> [YOUR INSTRUCTIONS] The listing below is to be duplicated exactly, with every picture omitted.

> [PROVIDED RECORDS]
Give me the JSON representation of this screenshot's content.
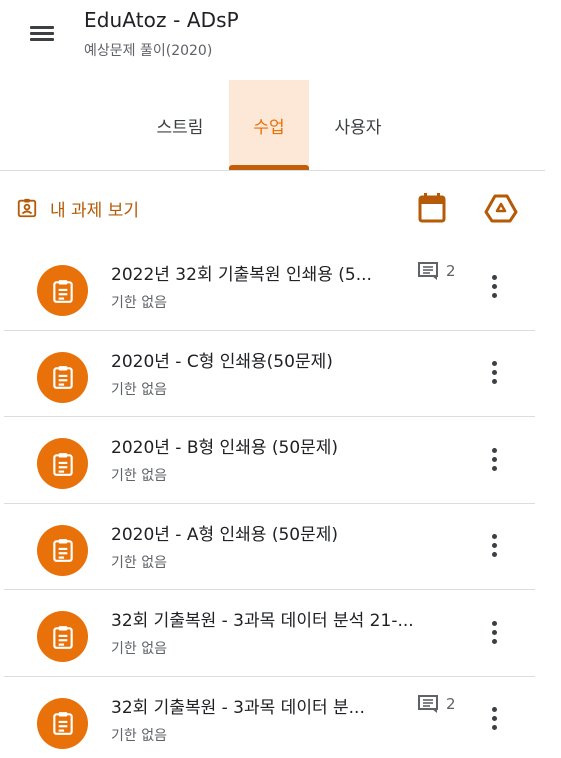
{
  "header": {
    "title": "EduAtoz - ADsP",
    "subtitle": "예상문제 풀이(2020)"
  },
  "tabs": [
    {
      "label": "스트림"
    },
    {
      "label": "수업",
      "selected": true
    },
    {
      "label": "사용자"
    }
  ],
  "toolbar": {
    "my_work_label": "내 과제 보기"
  },
  "colors": {
    "accent": "#e8710a",
    "accent_dark": "#b55a06",
    "tab_selected_bg": "#fde8d8"
  },
  "assignments": [
    {
      "title": "2022년 32회 기출복원 인쇄용 (5...",
      "due": "기한 없음",
      "comments": "2"
    },
    {
      "title": "2020년 - C형 인쇄용(50문제)",
      "due": "기한 없음"
    },
    {
      "title": "2020년 - B형 인쇄용 (50문제)",
      "due": "기한 없음"
    },
    {
      "title": "2020년 - A형 인쇄용 (50문제)",
      "due": "기한 없음"
    },
    {
      "title": "32회 기출복원 - 3과목 데이터 분석 21-...",
      "due": "기한 없음"
    },
    {
      "title": "32회 기출복원 - 3과목 데이터 분...",
      "due": "기한 없음",
      "comments": "2"
    }
  ]
}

> [ANSWER]
Give me the JSON representation of this screenshot's content.
{
  "header": {
    "title": "EduAtoz - ADsP",
    "subtitle": "예상문제 풀이(2020)"
  },
  "tabs": [
    {
      "label": "스트림"
    },
    {
      "label": "수업",
      "selected": true
    },
    {
      "label": "사용자"
    }
  ],
  "toolbar": {
    "my_work_label": "내 과제 보기"
  },
  "colors": {
    "accent": "#e8710a",
    "accent_dark": "#b55a06",
    "tab_selected_bg": "#fde8d8"
  },
  "assignments": [
    {
      "title": "2022년 32회 기출복원 인쇄용 (5...",
      "due": "기한 없음",
      "comments": "2"
    },
    {
      "title": "2020년 - C형 인쇄용(50문제)",
      "due": "기한 없음"
    },
    {
      "title": "2020년 - B형 인쇄용 (50문제)",
      "due": "기한 없음"
    },
    {
      "title": "2020년 - A형 인쇄용 (50문제)",
      "due": "기한 없음"
    },
    {
      "title": "32회 기출복원 - 3과목 데이터 분석 21-...",
      "due": "기한 없음"
    },
    {
      "title": "32회 기출복원 - 3과목 데이터 분...",
      "due": "기한 없음",
      "comments": "2"
    }
  ]
}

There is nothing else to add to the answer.